Amanda Williams Eiting
Amanda Williams Eiting
BS in Physics, Weber State University
What she does
I am a ninth-grade physics teacher at a Utah charter school in the Salt Lake City area. Working at a charter school, I get to have some freedom with the curriculum, and we have an ecosystem that encourages experiential learning for all our students. We include lots of labs and field trips to get them excited about science, making every day different from the next. I am also working on earning my teaching certificate through a three-year program.
How she got there
I haven’t always been a math or science-y person, and in middle school I really did not see myself studying either subject later in life.

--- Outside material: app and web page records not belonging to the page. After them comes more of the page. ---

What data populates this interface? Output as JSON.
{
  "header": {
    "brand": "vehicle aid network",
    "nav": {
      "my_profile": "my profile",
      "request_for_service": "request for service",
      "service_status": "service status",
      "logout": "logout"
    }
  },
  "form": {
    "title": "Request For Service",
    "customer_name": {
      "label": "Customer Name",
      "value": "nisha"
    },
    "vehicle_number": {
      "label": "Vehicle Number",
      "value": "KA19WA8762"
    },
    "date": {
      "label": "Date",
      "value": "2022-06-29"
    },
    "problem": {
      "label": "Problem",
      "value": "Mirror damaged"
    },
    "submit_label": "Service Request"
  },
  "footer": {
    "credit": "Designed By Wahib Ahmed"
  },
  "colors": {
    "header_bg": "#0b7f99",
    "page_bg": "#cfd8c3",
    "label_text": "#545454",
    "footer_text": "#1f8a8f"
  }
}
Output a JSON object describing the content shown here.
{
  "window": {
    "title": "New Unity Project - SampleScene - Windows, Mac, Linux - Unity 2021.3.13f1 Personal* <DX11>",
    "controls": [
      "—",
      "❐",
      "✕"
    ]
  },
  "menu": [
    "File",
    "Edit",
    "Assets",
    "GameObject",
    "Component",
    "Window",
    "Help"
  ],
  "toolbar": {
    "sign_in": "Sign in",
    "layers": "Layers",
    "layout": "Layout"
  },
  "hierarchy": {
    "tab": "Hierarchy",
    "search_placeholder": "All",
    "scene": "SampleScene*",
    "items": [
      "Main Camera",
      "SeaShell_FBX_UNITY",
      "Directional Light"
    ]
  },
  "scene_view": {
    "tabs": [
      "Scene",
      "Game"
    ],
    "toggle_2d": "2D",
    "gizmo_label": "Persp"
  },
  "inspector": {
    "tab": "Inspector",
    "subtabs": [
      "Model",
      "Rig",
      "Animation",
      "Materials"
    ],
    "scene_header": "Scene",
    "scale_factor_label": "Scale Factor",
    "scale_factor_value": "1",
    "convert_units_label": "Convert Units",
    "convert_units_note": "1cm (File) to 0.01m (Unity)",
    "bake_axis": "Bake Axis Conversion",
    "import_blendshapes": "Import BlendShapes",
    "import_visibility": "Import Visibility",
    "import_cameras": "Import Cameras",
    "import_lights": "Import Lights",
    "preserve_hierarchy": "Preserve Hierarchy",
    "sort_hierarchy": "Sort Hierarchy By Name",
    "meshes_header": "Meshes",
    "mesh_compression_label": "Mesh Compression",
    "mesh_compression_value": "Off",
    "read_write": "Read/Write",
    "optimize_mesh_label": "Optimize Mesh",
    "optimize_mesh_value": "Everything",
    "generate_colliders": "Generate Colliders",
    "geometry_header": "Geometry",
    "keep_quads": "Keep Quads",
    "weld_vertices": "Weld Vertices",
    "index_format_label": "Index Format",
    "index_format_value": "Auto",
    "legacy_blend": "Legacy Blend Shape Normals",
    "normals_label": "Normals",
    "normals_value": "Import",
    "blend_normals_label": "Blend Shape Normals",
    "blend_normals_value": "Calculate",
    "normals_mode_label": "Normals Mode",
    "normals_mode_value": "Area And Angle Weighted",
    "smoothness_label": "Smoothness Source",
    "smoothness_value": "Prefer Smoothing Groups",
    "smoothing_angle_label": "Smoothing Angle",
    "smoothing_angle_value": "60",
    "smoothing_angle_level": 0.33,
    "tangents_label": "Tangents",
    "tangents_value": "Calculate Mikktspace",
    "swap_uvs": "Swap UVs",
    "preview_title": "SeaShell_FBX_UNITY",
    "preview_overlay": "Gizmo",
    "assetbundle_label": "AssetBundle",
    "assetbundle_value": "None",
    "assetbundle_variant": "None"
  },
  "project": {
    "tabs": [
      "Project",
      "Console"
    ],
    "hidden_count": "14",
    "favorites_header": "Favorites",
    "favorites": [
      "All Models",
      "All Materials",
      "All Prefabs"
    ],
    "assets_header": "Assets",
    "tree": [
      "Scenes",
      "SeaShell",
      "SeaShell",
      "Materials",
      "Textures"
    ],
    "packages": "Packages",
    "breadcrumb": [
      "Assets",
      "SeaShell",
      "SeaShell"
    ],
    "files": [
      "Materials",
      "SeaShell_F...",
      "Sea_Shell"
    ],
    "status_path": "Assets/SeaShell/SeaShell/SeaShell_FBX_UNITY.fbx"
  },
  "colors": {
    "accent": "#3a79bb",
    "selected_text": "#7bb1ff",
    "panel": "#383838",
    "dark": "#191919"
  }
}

But everything changed when my high school physics teacher showed me that math can be useful by applying it through physics. After that, I decided to pursue my love of physics at Weber State University (WSU) in Utah as a first-generation college student. The WSU physics and astronomy department was so awesome! I felt very supported, and that made me feel like I could succeed.
I knew I had found my niche when my mentor at WSU helped get me involved in outreach, teaching, and mentoring on campus. I was able to further develop my science communication and outreach skills by working as a Science Outreach Catalyst Kit (SOCK) intern in the SPS Summer Internship Program. After graduation, I worked in multiple science outreach–based positions at places like AstroCamp in California and the Boys & Girls Club of Greater Salt Lake. When this teaching position opened up, my outreach mentor from WSU helped me get a foot in the door!
Most challenging part of her job
The most challenging part of my job is making sure that I do not let “perfect” be the enemy of “good.” Working with young people is rewarding, and also demanding! I’ve put a lot of pressure on myself because I want to do right by every student. It can be overwhelming. I’m learning patience really is a virtue. Good teaching is a craft, and takes time. With any new career, you have to give yourself grace.
It's good to take a step back and realize that good really is enough. There is always going to be more to do, but you need to find a sustainable process that works for you. Setting an unrealistic pace and getting burnt out isn’t good for you, your friends and family, or the students you’re trying to teach.
Her advice to physics and astronomy students
Doing science in college is hard, especially if you’re coming in as a first-generation college student like I did. I didn’t have it all together, but I built an amazing support system for myself. Support is really the key to my success—and hard work. If you look for ways to collaborate productively with your classmates and learn from them, as well as your professors, you will start building a network of support. Those people will have your back and vice versa. Not only is school more enjoyable this way, but those connections will certainly pay off for you in the long run.
Interested in Teaching Physics?
Check out the American Association of Physics Teachers (AAPT) at aapt.org. Members of SPS are eligible for free membership in AAPT. For details visit spsnational.org/about/membership/free-ms-membership.
Expand Your Outreach with an SPS SOCK
Science Outreach Catalyst Kits (SOCKs) are free science outreach kits designed for SPS chapters. New SOCKs are created each summer by SPS interns. Request a SOCK for your chapter at spsnational.org/programs/outreach/science-outreach-catalyst-kits.